The restorer’s revelations provoked great anxiety among decorators – and their clients – around the world. That June, a pair of commodes that Hobbs had sold to a Swedish businessman for £395,000 in 1997 was withdrawn from a Sotheby’s sale in New York after a tip-off from a journalist. The catalogue described them as German neo-Classical, circa 1800, with a high estimate of $300,000: but Buggins produced evidence that he had made them out of a few old wardrobes and cedar from a local timber merchant.
For Hobbs, the impact was ruinous. His stock, when he could sell it, was now worth only a fraction of its previous value. He faced escalating legal bills and a large unanticipated tax demand. Worse, his health – he had been diagnosed with cancer in 2004 – was fast deteriorating. He finally reached a settlement with Buggins at the High Court last November, moments before he was due to be cross-examined. The agreement involved a substantial cash payment, again to the restorer, and the legal costs of both sides were thought to have reached more than £1 million.
A tall, well-built man and snappy dresser – he favoured the Fulham tailor Dimi Major – Hobbs always wore his hair “over the collar”. He was charismatic and capable of attracting real loyalty. But he understood when and how to apply menace, and was a doughty litigant, whose long-running disputes with Jacob Rothschild , the French and Italian authorities, and Buggins kept many lawyers in clover.
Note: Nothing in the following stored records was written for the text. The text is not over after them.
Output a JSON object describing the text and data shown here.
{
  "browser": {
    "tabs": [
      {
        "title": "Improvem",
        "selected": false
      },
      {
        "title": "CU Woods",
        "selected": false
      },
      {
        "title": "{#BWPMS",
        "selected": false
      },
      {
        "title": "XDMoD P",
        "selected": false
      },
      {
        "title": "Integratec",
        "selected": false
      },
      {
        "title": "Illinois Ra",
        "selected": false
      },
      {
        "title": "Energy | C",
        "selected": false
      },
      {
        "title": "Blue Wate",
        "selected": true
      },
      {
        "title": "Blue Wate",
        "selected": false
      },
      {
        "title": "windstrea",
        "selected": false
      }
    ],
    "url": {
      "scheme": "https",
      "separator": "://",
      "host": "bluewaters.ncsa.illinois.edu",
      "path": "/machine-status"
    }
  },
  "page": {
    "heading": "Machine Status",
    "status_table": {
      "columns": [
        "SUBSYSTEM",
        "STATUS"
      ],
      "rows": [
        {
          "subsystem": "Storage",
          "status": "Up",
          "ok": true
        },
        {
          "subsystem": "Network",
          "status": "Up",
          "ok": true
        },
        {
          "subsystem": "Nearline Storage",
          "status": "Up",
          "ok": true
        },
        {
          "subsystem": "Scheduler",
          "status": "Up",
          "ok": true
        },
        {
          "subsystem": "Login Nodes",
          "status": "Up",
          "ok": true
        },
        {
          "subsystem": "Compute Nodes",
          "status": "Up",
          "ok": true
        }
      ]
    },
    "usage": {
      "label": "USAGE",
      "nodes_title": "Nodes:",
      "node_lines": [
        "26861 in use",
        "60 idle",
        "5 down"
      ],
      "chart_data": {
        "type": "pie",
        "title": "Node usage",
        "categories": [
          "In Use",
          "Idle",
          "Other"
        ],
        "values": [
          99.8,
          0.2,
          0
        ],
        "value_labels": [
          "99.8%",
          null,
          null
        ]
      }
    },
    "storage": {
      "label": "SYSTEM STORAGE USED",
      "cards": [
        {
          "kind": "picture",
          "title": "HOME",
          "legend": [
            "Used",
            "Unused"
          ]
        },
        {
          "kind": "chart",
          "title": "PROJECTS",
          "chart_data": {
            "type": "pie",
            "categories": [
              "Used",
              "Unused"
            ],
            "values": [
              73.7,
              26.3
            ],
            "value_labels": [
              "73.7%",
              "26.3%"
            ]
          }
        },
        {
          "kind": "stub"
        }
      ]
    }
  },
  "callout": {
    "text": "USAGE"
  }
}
He also had a self-destructive personality and a gambler’s disregard for consequences. He spent most of his life battling addictions to drink and drugs and was prone to depression.
He married first, in 1987 (dissolved 2002), Lola Wigan, the daughter of the Dorset racehorse breeder Dare Wigan. He married secondly, in 2003 (dissolved 2008), Dolores King. He also fathered two further children, a daughter, Rebecca, with Loretta Land in 1967, and a son, Rupert, with Sonia Dean in 1970 (he also assumed paternal responsibilities for her daughter, Elly).
John Hobbs died on March 13 at his flat in Putney. He was working on his memoirs, to be titled Honest John.